TASK INSTRUCTIONS: Within the data, how many lines hold the word "kali"? Answer with nothing but the number.

DATA EXTRACTS:
══════
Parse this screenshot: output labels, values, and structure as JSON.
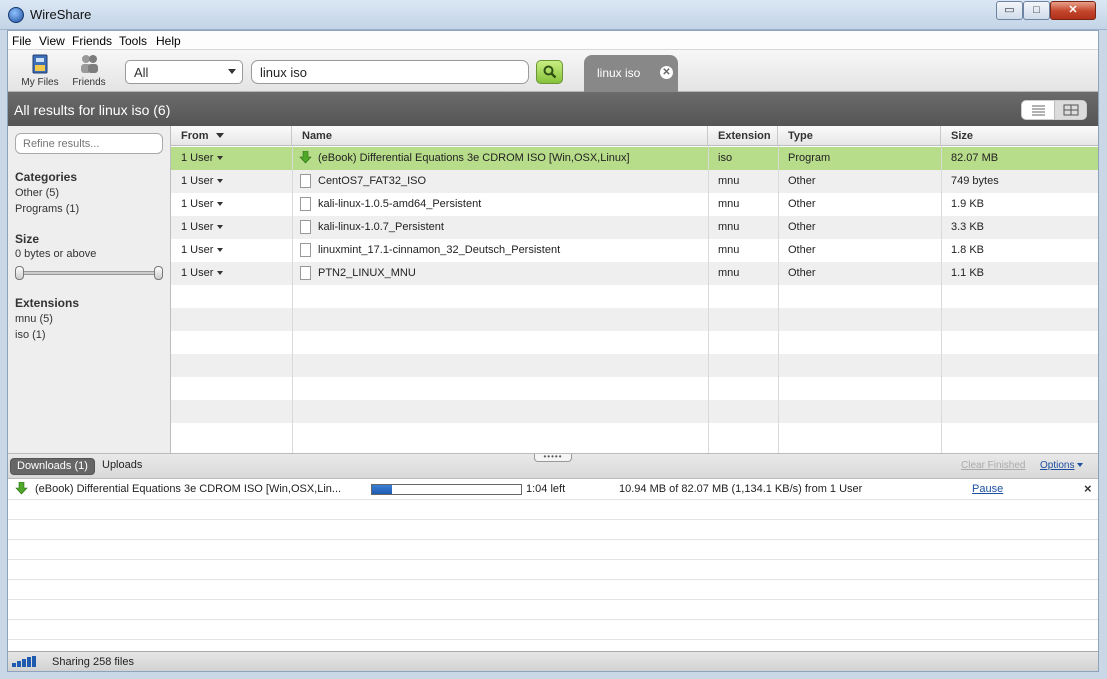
{
  "window": {
    "title": "WireShare",
    "minimize": "▭",
    "maximize": "□",
    "close": "✕"
  },
  "menu": [
    "File",
    "View",
    "Friends",
    "Tools",
    "Help"
  ],
  "toolbar": {
    "my_files": "My Files",
    "friends": "Friends",
    "search_category": "All",
    "search_query": "linux iso",
    "search_tab_label": "linux iso"
  },
  "results": {
    "title": "All results for linux iso (6)",
    "refine_placeholder": "Refine results...",
    "columns": {
      "from": "From",
      "name": "Name",
      "extension": "Extension",
      "type": "Type",
      "size": "Size"
    },
    "rows": [
      {
        "from": "1 User",
        "name": "(eBook) Differential Equations 3e CDROM ISO [Win,OSX,Linux]",
        "extension": "iso",
        "type": "Program",
        "size": "82.07 MB",
        "icon": "download-arrow-icon"
      },
      {
        "from": "1 User",
        "name": "CentOS7_FAT32_ISO",
        "extension": "mnu",
        "type": "Other",
        "size": "749 bytes",
        "icon": "file-icon"
      },
      {
        "from": "1 User",
        "name": "kali-linux-1.0.5-amd64_Persistent",
        "extension": "mnu",
        "type": "Other",
        "size": "1.9 KB",
        "icon": "file-icon"
      },
      {
        "from": "1 User",
        "name": "kali-linux-1.0.7_Persistent",
        "extension": "mnu",
        "type": "Other",
        "size": "3.3 KB",
        "icon": "file-icon"
      },
      {
        "from": "1 User",
        "name": "linuxmint_17.1-cinnamon_32_Deutsch_Persistent",
        "extension": "mnu",
        "type": "Other",
        "size": "1.8 KB",
        "icon": "file-icon"
      },
      {
        "from": "1 User",
        "name": "PTN2_LINUX_MNU",
        "extension": "mnu",
        "type": "Other",
        "size": "1.1 KB",
        "icon": "file-icon"
      }
    ]
  },
  "sidebar": {
    "categories_title": "Categories",
    "categories": [
      "Other (5)",
      "Programs (1)"
    ],
    "size_title": "Size",
    "size_value": "0 bytes or above",
    "extensions_title": "Extensions",
    "extensions": [
      "mnu (5)",
      "iso (1)"
    ]
  },
  "downloads": {
    "tab_downloads": "Downloads (1)",
    "tab_uploads": "Uploads",
    "clear_finished": "Clear Finished",
    "options": "Options",
    "item": {
      "name": "(eBook) Differential Equations 3e CDROM ISO [Win,OSX,Lin...",
      "progress": 0.133,
      "time_left": "1:04 left",
      "stats": "10.94 MB of 82.07 MB (1,134.1 KB/s) from 1 User",
      "pause": "Pause",
      "remove": "×"
    }
  },
  "status": {
    "text": "Sharing 258 files"
  },
  "colors": {
    "selected_row": "#b7dc8a",
    "header_bar": "#5e5e5e",
    "link": "#1d4fa0",
    "progress": "#1e5bb0"
  }
}
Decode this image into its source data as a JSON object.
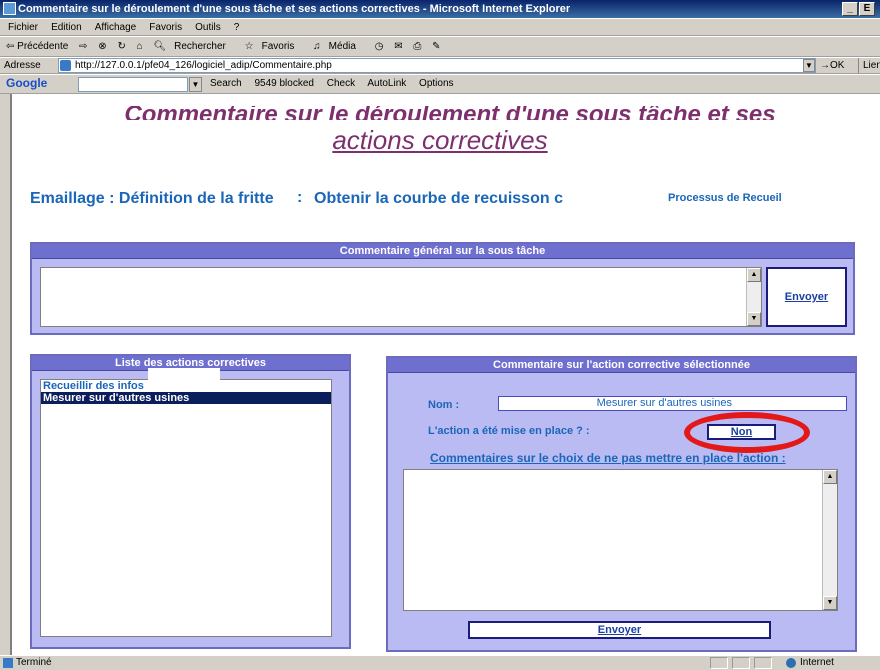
{
  "window": {
    "title": "Commentaire sur le déroulement d'une sous tâche et ses actions correctives - Microsoft Internet Explorer",
    "min": "_",
    "max": "Е"
  },
  "menu": [
    "Fichier",
    "Edition",
    "Affichage",
    "Favoris",
    "Outils",
    "?"
  ],
  "toolbar": {
    "back": "⇦ Précédente",
    "forward": "⇨",
    "search": "Rechercher",
    "favorites": "Favoris",
    "media": "Média"
  },
  "address": {
    "label": "Adresse",
    "url": "http://127.0.0.1/pfe04_126/logiciel_adip/Commentaire.php",
    "go": "OK",
    "links": "Liens"
  },
  "googlebar": {
    "logo": "Google",
    "search": "Search",
    "blocked": "9549 blocked",
    "check": "Check",
    "autolink": "AutoLink",
    "options": "Options"
  },
  "page": {
    "title_cut": "Commentaire sur le déroulement d'une sous tâche et ses",
    "title": "actions correctives",
    "task": "Emaillage : Définition de la fritte",
    "separator": ":",
    "subtask": "Obtenir la courbe de recuisson c",
    "process_link": "Processus de Recueil"
  },
  "general": {
    "header": "Commentaire général sur la sous tâche",
    "send": "Envoyer"
  },
  "actions_list": {
    "header": "Liste des actions correctives",
    "items": [
      "Recueillir des infos",
      "Mesurer sur d'autres usines"
    ]
  },
  "action_detail": {
    "header": "Commentaire sur l'action corrective sélectionnée",
    "nom_label": "Nom :",
    "nom_value": "Mesurer sur d'autres usines",
    "mise_label": "L'action a été mise en place ? :",
    "mise_value": "Non",
    "comments_heading": "Commentaires sur le choix de ne pas mettre en place l'action :",
    "send": "Envoyer"
  },
  "status": {
    "text": "Terminé",
    "zone": "Internet"
  },
  "colors": {
    "accent_blue": "#1a66b8",
    "title_purple": "#7e2f6d",
    "panel_bg": "#bbbbf3",
    "panel_head": "#6f6fd0",
    "highlight_red": "#e31818"
  }
}
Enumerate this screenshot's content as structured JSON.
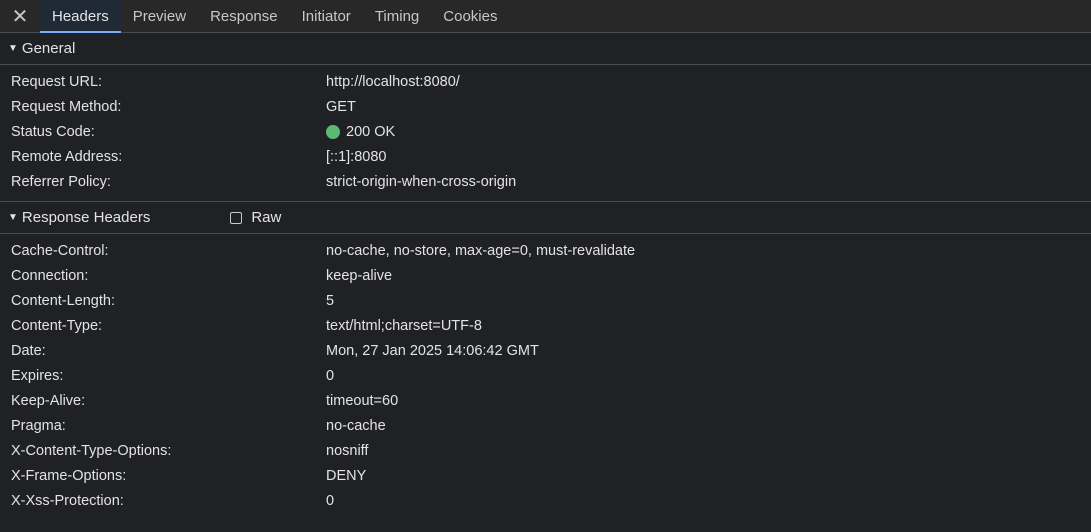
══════
RESULT OF THIS EXERCISE: 2